Work task: When the string "ucnp" is part of a line in the data below, report the whole line.

━━ Data excerpts ━━

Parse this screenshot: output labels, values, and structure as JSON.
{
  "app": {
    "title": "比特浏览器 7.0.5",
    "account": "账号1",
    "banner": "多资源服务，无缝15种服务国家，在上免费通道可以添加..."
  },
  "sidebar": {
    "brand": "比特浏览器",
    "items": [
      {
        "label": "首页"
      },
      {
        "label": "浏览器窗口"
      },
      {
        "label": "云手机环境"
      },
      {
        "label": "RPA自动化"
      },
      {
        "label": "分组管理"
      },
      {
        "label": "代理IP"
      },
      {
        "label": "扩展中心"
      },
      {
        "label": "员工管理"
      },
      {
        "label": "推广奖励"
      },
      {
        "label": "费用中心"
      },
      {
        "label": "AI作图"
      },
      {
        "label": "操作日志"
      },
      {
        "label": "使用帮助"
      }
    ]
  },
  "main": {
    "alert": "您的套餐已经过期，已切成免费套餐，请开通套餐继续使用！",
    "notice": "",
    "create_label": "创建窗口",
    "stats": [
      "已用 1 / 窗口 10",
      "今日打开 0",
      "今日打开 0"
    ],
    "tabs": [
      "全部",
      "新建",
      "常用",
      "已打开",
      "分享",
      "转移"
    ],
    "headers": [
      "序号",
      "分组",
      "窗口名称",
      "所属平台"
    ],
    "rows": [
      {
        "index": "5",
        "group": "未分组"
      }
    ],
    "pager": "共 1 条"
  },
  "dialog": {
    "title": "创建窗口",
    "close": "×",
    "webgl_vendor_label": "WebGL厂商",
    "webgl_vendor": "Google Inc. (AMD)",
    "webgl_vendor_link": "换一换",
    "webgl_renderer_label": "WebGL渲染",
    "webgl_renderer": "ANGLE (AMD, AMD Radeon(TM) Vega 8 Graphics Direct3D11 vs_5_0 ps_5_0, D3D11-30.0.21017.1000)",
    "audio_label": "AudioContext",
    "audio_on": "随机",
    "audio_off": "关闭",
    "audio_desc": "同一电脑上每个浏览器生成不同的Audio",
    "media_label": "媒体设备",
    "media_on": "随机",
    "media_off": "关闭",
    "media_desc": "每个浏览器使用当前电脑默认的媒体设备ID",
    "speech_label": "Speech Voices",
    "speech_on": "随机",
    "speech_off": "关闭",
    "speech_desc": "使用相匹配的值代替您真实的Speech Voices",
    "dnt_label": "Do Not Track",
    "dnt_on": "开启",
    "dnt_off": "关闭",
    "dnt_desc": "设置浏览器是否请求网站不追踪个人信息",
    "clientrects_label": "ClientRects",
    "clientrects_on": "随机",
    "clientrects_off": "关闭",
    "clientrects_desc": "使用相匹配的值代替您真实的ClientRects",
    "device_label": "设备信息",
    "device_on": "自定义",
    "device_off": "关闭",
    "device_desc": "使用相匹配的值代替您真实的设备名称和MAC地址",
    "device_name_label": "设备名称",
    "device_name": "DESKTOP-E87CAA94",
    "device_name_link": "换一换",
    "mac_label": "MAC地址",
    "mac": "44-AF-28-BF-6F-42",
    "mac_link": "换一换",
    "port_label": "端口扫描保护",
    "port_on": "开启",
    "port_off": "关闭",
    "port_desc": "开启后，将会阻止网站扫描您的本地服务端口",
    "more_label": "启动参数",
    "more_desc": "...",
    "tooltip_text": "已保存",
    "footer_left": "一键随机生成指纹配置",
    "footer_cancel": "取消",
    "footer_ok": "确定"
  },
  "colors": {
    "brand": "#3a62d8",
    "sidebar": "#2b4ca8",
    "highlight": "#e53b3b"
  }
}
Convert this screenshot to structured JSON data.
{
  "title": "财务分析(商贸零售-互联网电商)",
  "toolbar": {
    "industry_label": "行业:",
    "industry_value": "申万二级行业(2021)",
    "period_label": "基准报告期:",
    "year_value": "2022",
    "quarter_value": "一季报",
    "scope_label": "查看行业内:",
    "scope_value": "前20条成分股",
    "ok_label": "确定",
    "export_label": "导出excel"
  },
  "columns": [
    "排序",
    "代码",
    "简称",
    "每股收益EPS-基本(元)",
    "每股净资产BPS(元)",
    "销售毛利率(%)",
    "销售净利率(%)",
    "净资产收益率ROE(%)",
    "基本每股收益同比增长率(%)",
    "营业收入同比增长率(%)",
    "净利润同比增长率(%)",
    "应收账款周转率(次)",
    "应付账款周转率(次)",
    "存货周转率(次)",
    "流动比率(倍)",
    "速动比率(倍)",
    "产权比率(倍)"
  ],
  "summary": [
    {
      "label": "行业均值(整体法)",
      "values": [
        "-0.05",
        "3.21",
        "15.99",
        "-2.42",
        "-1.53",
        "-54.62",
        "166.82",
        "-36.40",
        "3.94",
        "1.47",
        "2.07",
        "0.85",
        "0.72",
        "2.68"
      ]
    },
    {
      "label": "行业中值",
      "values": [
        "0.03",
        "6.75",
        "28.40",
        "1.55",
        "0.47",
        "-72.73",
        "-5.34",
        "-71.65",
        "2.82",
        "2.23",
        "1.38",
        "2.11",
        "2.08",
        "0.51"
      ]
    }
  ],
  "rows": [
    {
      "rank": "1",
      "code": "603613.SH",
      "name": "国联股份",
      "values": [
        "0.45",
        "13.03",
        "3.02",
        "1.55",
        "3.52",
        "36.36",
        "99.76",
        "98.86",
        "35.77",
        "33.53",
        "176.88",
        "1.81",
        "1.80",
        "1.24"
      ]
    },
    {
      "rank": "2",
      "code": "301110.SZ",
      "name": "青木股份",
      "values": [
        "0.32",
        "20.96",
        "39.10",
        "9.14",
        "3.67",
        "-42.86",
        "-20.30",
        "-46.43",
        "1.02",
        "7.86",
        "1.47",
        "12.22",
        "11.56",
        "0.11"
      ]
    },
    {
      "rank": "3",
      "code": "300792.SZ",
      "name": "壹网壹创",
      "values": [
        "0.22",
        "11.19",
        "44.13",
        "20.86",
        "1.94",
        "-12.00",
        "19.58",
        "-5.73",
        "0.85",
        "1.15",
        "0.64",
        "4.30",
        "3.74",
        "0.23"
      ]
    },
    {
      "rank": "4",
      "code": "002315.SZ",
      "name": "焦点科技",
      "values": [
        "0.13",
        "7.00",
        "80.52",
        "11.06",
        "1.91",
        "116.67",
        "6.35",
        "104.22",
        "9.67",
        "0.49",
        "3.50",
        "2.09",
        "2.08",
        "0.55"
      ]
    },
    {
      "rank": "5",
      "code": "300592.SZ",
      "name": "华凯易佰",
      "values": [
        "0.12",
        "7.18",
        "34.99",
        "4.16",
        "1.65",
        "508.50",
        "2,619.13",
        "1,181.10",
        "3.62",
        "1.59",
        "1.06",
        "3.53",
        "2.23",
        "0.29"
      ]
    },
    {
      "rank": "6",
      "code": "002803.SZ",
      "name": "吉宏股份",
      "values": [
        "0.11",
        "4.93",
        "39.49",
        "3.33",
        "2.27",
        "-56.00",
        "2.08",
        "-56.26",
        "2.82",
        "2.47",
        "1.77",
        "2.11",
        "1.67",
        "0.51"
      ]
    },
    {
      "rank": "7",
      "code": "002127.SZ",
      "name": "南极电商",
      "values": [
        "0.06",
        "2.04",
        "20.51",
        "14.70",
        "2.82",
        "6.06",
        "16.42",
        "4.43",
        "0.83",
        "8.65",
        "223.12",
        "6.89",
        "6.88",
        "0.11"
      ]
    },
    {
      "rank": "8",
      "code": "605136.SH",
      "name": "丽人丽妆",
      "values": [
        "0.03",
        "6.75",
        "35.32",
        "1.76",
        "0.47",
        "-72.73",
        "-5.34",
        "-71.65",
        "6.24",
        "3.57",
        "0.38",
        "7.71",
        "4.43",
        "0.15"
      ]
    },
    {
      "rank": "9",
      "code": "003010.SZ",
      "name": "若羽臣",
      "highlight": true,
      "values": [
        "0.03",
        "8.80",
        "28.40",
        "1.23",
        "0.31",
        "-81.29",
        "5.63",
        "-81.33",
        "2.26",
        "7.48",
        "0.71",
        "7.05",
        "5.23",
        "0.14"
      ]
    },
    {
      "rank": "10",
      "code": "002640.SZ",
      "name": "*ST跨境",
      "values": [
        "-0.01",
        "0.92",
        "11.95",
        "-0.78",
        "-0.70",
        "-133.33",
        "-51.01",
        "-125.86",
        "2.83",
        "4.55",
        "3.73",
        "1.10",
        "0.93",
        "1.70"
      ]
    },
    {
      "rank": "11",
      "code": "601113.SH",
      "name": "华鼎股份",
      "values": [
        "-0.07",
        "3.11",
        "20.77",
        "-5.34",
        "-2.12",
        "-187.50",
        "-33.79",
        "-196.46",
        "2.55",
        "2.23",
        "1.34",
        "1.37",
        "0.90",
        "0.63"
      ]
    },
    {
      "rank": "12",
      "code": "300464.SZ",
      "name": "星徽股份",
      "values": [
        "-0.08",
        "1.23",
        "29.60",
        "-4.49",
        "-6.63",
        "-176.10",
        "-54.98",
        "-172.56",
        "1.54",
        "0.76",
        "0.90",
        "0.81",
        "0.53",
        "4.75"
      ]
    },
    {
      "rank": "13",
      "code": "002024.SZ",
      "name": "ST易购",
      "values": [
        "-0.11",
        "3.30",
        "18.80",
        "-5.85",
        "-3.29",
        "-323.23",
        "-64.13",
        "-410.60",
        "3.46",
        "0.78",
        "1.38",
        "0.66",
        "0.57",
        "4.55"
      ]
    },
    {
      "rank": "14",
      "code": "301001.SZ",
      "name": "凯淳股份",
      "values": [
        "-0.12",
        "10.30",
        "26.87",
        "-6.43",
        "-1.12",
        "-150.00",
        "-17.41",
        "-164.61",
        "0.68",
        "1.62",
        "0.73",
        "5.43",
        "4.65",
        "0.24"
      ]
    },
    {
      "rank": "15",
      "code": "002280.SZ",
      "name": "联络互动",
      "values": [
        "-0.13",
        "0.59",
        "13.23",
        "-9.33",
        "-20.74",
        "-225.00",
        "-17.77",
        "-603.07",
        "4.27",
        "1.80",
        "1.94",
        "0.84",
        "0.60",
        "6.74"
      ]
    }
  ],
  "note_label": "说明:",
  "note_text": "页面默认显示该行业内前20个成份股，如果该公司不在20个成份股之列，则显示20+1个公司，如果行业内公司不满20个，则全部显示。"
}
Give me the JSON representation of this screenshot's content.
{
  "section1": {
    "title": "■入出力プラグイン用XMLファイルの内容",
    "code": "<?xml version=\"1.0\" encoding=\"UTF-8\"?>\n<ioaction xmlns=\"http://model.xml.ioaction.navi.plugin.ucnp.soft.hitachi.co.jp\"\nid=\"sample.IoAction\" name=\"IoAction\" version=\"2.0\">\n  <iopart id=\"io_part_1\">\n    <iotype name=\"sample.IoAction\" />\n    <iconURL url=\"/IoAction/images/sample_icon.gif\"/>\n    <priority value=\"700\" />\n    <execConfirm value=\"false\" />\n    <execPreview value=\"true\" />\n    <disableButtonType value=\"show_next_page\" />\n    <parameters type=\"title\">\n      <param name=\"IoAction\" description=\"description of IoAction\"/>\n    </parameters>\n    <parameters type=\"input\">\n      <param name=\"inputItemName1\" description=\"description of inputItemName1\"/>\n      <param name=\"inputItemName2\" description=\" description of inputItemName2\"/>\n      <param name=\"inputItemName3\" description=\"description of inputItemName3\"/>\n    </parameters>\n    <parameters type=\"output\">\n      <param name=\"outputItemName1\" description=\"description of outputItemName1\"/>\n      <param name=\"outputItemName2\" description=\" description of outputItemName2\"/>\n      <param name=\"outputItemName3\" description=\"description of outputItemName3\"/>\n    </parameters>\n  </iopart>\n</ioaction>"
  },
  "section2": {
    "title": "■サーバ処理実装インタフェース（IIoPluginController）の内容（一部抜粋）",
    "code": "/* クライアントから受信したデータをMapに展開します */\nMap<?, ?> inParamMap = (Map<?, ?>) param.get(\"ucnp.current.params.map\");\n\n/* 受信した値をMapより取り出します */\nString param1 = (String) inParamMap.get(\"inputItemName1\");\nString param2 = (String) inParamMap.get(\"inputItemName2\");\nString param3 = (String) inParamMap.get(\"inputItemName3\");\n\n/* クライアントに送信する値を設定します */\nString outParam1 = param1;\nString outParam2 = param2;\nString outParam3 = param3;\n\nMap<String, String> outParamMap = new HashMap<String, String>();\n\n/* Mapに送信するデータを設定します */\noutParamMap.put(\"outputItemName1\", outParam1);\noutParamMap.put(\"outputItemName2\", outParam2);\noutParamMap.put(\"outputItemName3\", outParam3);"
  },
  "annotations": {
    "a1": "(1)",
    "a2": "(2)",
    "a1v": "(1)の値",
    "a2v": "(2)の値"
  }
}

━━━

Result below:
    "code": "<?xml version=\"1.0\" encoding=\"UTF-8\"?>\n<ioaction xmlns=\"http://model.xml.ioaction.navi.plugin.ucnp.soft.hitachi.co.jp\"\nid=\"sample.IoAction\" name=\"IoAction\" version=\"2.0\">\n  <iopart id=\"io_part_1\">\n    <iotype name=\"sample.IoAction\" />\n    <iconURL url=\"/IoAction/images/sample_icon.gif\"/>\n    <priority value=\"700\" />\n    <execConfirm value=\"false\" />\n    <execPreview value=\"true\" />\n    <disableButtonType value=\"show_next_page\" />\n    <parameters type=\"title\">\n      <param name=\"IoAction\" description=\"description of IoAction\"/>\n    </parameters>\n    <parameters type=\"input\">\n      <param name=\"inputItemName1\" description=\"description of inputItemName1\"/>\n      <param name=\"inputItemName2\" description=\" description of inputItemName2\"/>\n      <param name=\"inputItemName3\" description=\"description of inputItemName3\"/>\n    </parameters>\n    <parameters type=\"output\">\n      <param name=\"outputItemName1\" description=\"description of outputItemName1\"/>\n      <param name=\"outputItemName2\" description=\" description of outputItemName2\"/>\n      <param name=\"outputItemName3\" description=\"description of outputItemName3\"/>\n    </parameters>\n  </iopart>\n</ioaction>"
    "code": "/* クライアントから受信したデータをMapに展開します */\nMap<?, ?> inParamMap = (Map<?, ?>) param.get(\"ucnp.current.params.map\");\n\n/* 受信した値をMapより取り出します */\nString param1 = (String) inParamMap.get(\"inputItemName1\");\nString param2 = (String) inParamMap.get(\"inputItemName2\");\nString param3 = (String) inParamMap.get(\"inputItemName3\");\n\n/* クライアントに送信する値を設定します */\nString outParam1 = param1;\nString outParam2 = param2;\nString outParam3 = param3;\n\nMap<String, String> outParamMap = new HashMap<String, String>();\n\n/* Mapに送信するデータを設定します */\noutParamMap.put(\"outputItemName1\", outParam1);\noutParamMap.put(\"outputItemName2\", outParam2);\noutParamMap.put(\"outputItemName3\", outParam3);"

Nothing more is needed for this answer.